- WHAT YOU SHOULD DO -
In the records below, which lines include "Application"? Copy them.

===== PROVIDED MATERIAL =====

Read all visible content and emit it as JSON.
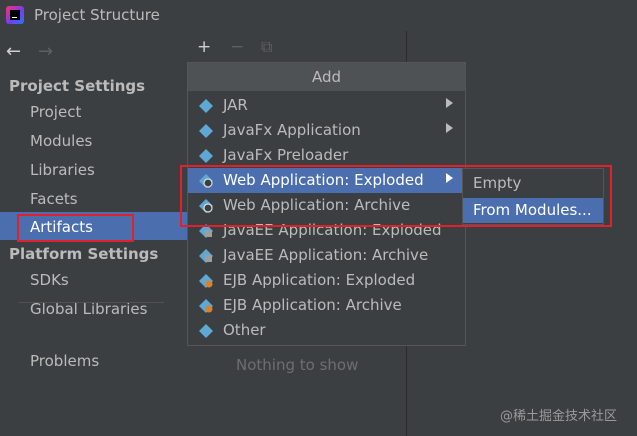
{
  "window": {
    "title": "Project Structure"
  },
  "nav": {
    "back": "←",
    "forward": "→"
  },
  "sidebar": {
    "project_settings": "Project Settings",
    "project_items": [
      "Project",
      "Modules",
      "Libraries",
      "Facets",
      "Artifacts"
    ],
    "platform_settings": "Platform Settings",
    "platform_items": [
      "SDKs",
      "Global Libraries"
    ],
    "problems": "Problems"
  },
  "toolbar": {
    "add": "+",
    "remove": "−",
    "copy": "⧉"
  },
  "main": {
    "empty_text": "Nothing to show"
  },
  "popup": {
    "title": "Add",
    "items": [
      {
        "label": "JAR",
        "icon": "jar-icon",
        "has_submenu": true
      },
      {
        "label": "JavaFx Application",
        "icon": "javafx-icon",
        "has_submenu": true
      },
      {
        "label": "JavaFx Preloader",
        "icon": "javafx-icon",
        "has_submenu": false
      },
      {
        "label": "Web Application: Exploded",
        "icon": "web-app-icon",
        "has_submenu": true,
        "highlighted": true
      },
      {
        "label": "Web Application: Archive",
        "icon": "web-app-icon",
        "has_submenu": false
      },
      {
        "label": "JavaEE Application: Exploded",
        "icon": "javaee-icon",
        "has_submenu": false
      },
      {
        "label": "JavaEE Application: Archive",
        "icon": "javaee-icon",
        "has_submenu": false
      },
      {
        "label": "EJB Application: Exploded",
        "icon": "ejb-icon",
        "has_submenu": false
      },
      {
        "label": "EJB Application: Archive",
        "icon": "ejb-icon",
        "has_submenu": false
      },
      {
        "label": "Other",
        "icon": "other-icon",
        "has_submenu": false
      }
    ]
  },
  "submenu": {
    "items": [
      {
        "label": "Empty"
      },
      {
        "label": "From Modules..."
      }
    ]
  },
  "watermark": "@稀土掘金技术社区",
  "colors": {
    "selection": "#4b6eaf",
    "background": "#3c3f41",
    "annotation": "#e0202a"
  }
}
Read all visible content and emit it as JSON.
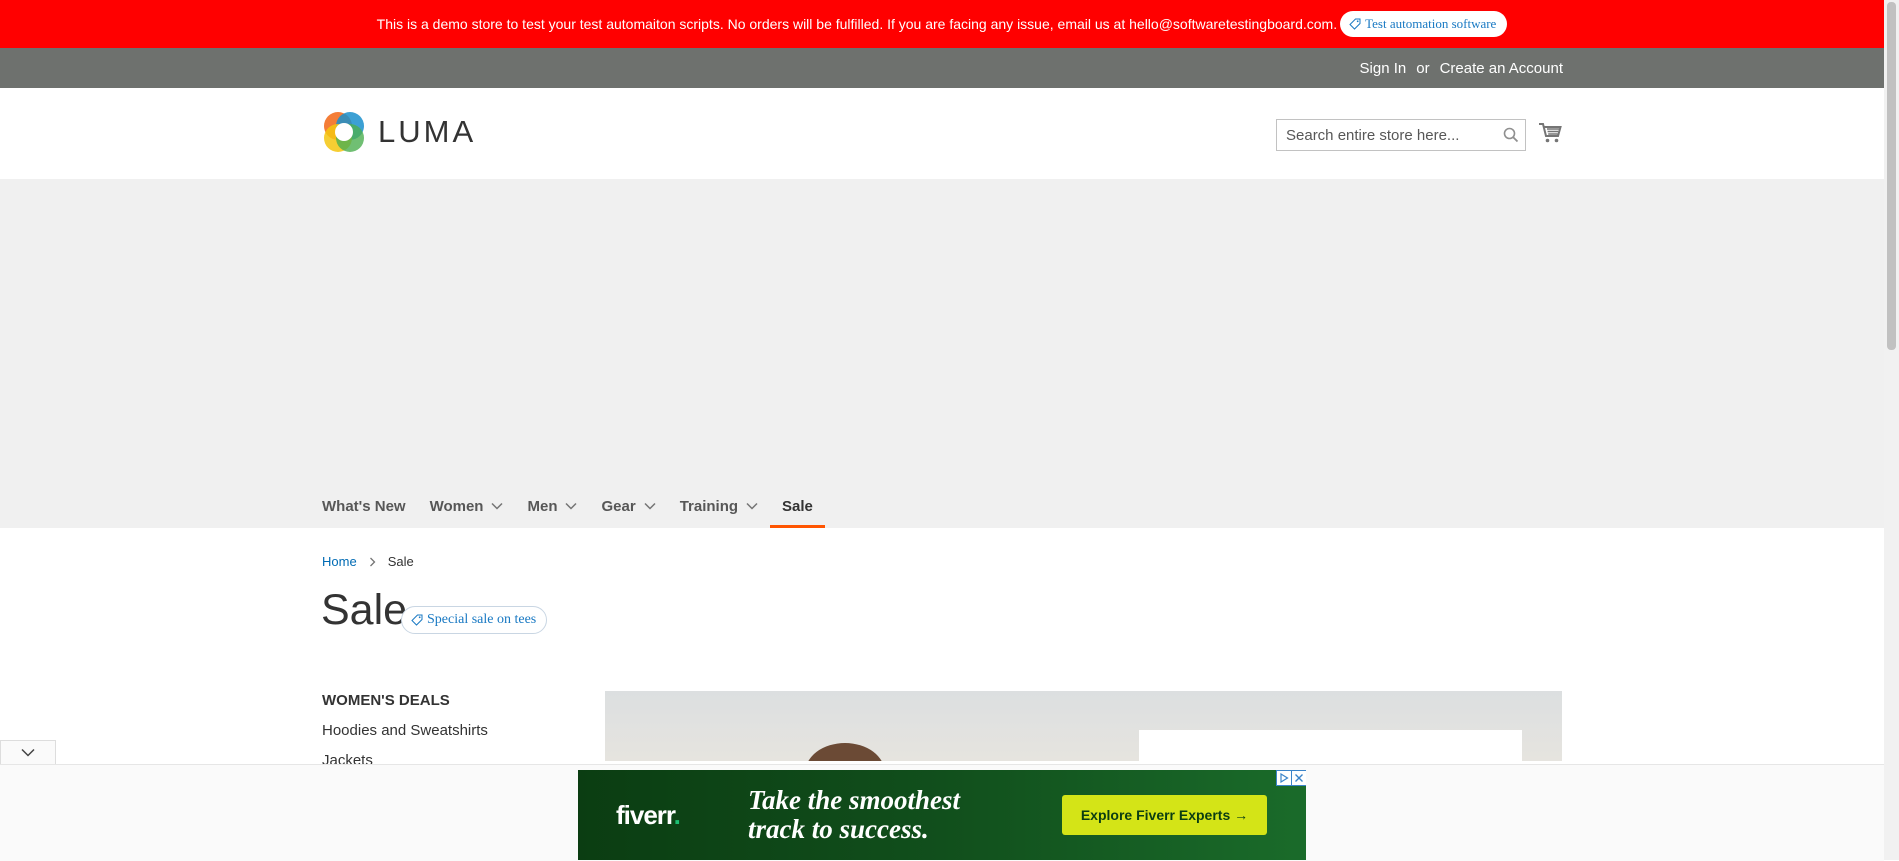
{
  "banner": {
    "message": "This is a demo store to test your test automaiton scripts. No orders will be fulfilled. If you are facing any issue, email us at hello@softwaretestingboard.com.",
    "badge": "Test automation software"
  },
  "top_links": {
    "sign_in": "Sign In",
    "separator": "or",
    "create_account": "Create an Account"
  },
  "header": {
    "logo_text": "LUMA",
    "search_placeholder": "Search entire store here..."
  },
  "nav": {
    "items": [
      {
        "label": "What's New",
        "has_dropdown": false
      },
      {
        "label": "Women",
        "has_dropdown": true
      },
      {
        "label": "Men",
        "has_dropdown": true
      },
      {
        "label": "Gear",
        "has_dropdown": true
      },
      {
        "label": "Training",
        "has_dropdown": true
      },
      {
        "label": "Sale",
        "has_dropdown": false,
        "active": true
      }
    ]
  },
  "breadcrumb": {
    "home": "Home",
    "current": "Sale"
  },
  "page": {
    "title": "Sale",
    "title_badge": "Special sale on tees"
  },
  "sidebar": {
    "heading": "WOMEN'S DEALS",
    "links": [
      "Hoodies and Sweatshirts",
      "Jackets"
    ]
  },
  "ad": {
    "brand": "fiverr",
    "brand_dot": ".",
    "headline": "Take the smoothest track to success.",
    "cta": "Explore Fiverr Experts →"
  },
  "colors": {
    "banner": "#ff0000",
    "top_bar": "#6e716e",
    "link": "#006bb4",
    "active_nav": "#ff5501",
    "ad_cta": "#d4e417"
  }
}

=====

- ANSWER FOR THE TASK -
        "label": "JavaFx Application",
        "label": "Web Application: Exploded",
        "label": "Web Application: Archive",
        "label": "JavaEE Application: Exploded",
        "label": "JavaEE Application: Archive",
        "label": "EJB Application: Exploded",
        "label": "EJB Application: Archive",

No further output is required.